**MATERIAL FOR THIS TASK:**
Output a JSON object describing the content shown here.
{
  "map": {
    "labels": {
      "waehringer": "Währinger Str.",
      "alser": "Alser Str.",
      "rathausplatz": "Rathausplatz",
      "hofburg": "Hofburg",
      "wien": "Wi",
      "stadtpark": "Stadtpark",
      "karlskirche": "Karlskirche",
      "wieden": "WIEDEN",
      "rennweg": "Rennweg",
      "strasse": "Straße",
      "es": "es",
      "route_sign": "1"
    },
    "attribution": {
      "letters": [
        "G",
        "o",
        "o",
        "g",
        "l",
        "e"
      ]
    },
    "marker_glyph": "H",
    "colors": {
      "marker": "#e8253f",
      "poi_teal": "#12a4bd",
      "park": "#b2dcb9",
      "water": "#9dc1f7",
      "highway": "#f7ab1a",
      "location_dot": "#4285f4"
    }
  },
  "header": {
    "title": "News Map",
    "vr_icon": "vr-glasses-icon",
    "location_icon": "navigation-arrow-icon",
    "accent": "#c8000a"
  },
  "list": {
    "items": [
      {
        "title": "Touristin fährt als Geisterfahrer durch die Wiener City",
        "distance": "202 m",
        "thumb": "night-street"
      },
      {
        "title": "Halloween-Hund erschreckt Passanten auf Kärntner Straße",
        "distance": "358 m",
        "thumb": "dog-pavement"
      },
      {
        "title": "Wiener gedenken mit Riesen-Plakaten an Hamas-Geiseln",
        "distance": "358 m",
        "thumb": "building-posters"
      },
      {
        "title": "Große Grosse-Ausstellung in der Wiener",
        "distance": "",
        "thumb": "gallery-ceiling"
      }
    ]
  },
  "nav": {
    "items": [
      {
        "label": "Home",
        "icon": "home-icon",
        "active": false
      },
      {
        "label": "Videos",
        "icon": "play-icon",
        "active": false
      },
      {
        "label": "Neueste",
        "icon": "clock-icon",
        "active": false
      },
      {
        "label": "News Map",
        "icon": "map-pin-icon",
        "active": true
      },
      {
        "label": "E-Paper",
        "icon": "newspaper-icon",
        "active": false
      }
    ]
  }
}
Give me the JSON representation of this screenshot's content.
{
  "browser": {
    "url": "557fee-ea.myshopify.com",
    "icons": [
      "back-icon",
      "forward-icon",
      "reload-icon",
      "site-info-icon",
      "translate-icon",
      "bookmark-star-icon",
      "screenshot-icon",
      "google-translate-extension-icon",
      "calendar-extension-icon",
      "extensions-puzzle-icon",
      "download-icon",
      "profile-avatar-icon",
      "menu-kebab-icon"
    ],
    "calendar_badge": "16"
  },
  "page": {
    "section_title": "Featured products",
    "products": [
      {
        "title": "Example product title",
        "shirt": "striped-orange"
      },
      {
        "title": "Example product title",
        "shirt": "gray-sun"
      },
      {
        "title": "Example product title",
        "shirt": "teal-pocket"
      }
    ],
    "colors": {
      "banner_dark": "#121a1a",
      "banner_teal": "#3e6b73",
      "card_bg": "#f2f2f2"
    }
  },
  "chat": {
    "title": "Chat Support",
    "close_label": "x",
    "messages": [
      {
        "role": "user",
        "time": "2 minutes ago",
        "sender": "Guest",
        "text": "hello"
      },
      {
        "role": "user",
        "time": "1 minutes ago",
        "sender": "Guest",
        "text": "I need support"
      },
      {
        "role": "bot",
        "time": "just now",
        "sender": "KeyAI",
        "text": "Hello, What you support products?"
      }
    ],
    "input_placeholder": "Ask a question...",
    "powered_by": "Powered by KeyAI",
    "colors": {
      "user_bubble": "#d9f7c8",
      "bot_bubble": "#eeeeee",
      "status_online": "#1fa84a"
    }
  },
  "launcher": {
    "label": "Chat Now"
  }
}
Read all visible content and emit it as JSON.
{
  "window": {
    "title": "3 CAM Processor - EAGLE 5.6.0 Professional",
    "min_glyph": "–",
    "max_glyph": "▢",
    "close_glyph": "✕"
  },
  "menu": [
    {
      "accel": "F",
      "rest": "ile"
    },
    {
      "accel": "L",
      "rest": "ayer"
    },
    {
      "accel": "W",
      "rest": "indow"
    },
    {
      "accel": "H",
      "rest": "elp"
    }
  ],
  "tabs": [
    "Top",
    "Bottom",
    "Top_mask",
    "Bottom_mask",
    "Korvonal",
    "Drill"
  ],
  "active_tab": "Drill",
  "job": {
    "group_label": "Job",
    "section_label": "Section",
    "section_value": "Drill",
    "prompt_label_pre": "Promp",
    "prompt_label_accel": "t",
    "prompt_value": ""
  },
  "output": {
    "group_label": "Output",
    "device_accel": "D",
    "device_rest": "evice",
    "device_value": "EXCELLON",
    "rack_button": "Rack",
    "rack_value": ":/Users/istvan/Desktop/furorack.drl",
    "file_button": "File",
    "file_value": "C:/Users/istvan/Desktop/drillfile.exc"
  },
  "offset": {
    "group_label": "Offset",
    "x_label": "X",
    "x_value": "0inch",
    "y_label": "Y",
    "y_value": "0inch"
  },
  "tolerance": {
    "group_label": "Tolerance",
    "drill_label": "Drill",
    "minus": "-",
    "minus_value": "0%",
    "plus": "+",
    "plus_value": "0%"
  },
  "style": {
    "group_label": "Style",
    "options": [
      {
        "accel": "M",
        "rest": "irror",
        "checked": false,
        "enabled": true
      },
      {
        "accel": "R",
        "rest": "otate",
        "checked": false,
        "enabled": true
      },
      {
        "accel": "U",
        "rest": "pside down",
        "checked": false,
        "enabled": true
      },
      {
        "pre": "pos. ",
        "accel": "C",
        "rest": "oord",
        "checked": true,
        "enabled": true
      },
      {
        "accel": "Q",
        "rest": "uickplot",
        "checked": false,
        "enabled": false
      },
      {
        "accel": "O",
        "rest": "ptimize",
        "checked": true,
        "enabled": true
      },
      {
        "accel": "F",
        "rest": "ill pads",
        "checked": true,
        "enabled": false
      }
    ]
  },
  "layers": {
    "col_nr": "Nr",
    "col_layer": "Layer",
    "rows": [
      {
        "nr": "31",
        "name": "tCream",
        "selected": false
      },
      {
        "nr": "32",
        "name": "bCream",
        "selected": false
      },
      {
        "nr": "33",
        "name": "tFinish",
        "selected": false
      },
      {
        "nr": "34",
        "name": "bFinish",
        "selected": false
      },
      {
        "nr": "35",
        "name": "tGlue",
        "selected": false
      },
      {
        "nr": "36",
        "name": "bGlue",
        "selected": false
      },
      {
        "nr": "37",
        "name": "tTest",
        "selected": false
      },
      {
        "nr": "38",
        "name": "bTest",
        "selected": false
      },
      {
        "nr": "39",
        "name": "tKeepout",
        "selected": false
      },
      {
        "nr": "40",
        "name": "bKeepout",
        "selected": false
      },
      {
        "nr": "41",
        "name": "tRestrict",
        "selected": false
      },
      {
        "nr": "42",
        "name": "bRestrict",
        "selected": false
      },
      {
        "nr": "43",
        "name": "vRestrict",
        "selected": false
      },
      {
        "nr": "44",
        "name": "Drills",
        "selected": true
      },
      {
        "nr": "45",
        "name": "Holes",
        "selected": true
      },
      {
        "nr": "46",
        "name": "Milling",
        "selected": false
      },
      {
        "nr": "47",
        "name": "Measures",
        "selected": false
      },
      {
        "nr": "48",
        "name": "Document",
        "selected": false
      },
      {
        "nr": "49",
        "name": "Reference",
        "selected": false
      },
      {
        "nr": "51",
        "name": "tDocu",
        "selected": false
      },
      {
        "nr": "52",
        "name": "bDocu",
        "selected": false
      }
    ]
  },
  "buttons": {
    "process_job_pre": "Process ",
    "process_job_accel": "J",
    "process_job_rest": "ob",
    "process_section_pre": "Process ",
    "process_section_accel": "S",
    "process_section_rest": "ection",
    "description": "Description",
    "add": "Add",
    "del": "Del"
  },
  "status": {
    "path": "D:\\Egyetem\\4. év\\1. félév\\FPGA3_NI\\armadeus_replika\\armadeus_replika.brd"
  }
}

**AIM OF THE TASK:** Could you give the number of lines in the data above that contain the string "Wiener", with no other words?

**RESPONSE TO THIS EXERCISE:** 3